GOAL OF THE EXERCISE:
Scan the lines below for the string "Sample". Reply with how many match, and no other words.

SUPPLIED DATA:

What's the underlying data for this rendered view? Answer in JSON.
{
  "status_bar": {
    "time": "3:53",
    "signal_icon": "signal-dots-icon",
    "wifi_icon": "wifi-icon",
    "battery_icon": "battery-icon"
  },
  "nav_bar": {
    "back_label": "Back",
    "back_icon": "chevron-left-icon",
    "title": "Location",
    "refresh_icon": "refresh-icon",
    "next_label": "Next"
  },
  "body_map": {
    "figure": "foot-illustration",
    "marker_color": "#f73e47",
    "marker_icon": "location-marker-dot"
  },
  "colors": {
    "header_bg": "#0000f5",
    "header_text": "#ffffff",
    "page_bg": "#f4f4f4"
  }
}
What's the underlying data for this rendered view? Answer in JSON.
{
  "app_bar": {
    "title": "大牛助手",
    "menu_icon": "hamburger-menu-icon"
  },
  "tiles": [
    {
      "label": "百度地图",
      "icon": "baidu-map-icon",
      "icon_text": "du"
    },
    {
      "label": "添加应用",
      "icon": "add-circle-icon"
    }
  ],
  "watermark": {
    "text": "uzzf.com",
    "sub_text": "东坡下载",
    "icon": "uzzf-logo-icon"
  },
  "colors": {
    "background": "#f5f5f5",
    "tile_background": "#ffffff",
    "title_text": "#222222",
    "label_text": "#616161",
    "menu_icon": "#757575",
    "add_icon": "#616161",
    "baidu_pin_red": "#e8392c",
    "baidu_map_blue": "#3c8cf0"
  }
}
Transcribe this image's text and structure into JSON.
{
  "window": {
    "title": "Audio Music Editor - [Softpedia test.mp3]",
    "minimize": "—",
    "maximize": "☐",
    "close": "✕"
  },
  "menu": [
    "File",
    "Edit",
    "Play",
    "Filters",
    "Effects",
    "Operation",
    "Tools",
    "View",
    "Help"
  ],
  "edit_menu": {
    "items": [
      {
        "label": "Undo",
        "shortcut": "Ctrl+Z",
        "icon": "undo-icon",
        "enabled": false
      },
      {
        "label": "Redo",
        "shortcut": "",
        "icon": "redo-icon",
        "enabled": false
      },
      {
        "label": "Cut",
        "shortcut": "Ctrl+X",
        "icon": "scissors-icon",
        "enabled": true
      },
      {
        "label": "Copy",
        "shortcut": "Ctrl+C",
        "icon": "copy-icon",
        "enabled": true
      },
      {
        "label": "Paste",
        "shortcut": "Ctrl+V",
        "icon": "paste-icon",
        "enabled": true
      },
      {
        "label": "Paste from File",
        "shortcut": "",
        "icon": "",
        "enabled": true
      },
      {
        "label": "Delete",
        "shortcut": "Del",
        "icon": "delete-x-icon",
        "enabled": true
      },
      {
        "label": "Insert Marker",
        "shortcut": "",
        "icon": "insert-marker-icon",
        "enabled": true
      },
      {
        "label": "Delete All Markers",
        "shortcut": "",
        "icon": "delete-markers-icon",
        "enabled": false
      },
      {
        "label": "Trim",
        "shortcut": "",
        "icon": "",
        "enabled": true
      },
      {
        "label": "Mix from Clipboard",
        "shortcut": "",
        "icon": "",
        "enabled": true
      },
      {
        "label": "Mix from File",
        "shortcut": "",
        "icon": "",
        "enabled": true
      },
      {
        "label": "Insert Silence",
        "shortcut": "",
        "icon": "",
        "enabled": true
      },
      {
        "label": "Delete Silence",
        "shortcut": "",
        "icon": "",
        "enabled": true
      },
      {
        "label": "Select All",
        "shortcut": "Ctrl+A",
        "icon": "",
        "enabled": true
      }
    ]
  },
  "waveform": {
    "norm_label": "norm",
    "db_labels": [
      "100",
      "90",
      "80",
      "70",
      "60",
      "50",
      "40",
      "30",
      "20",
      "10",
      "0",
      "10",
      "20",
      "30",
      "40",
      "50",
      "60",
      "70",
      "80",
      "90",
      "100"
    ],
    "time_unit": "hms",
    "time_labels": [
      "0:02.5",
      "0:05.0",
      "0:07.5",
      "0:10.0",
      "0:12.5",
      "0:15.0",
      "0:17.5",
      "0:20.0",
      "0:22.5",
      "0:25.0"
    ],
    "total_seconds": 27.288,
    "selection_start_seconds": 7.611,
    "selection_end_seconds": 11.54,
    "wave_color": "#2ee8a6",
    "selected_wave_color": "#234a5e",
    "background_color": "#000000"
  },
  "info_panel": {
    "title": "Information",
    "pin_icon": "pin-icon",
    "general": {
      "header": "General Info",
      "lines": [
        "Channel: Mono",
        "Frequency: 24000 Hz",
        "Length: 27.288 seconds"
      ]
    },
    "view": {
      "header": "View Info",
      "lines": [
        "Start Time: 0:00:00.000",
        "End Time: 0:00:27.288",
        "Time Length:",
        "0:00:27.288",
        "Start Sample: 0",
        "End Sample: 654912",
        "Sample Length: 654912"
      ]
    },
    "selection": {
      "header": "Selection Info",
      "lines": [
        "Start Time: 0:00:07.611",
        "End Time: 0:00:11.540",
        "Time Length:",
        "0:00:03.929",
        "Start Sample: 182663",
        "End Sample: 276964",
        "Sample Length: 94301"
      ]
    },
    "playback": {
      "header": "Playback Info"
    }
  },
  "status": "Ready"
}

THE ANSWER:
6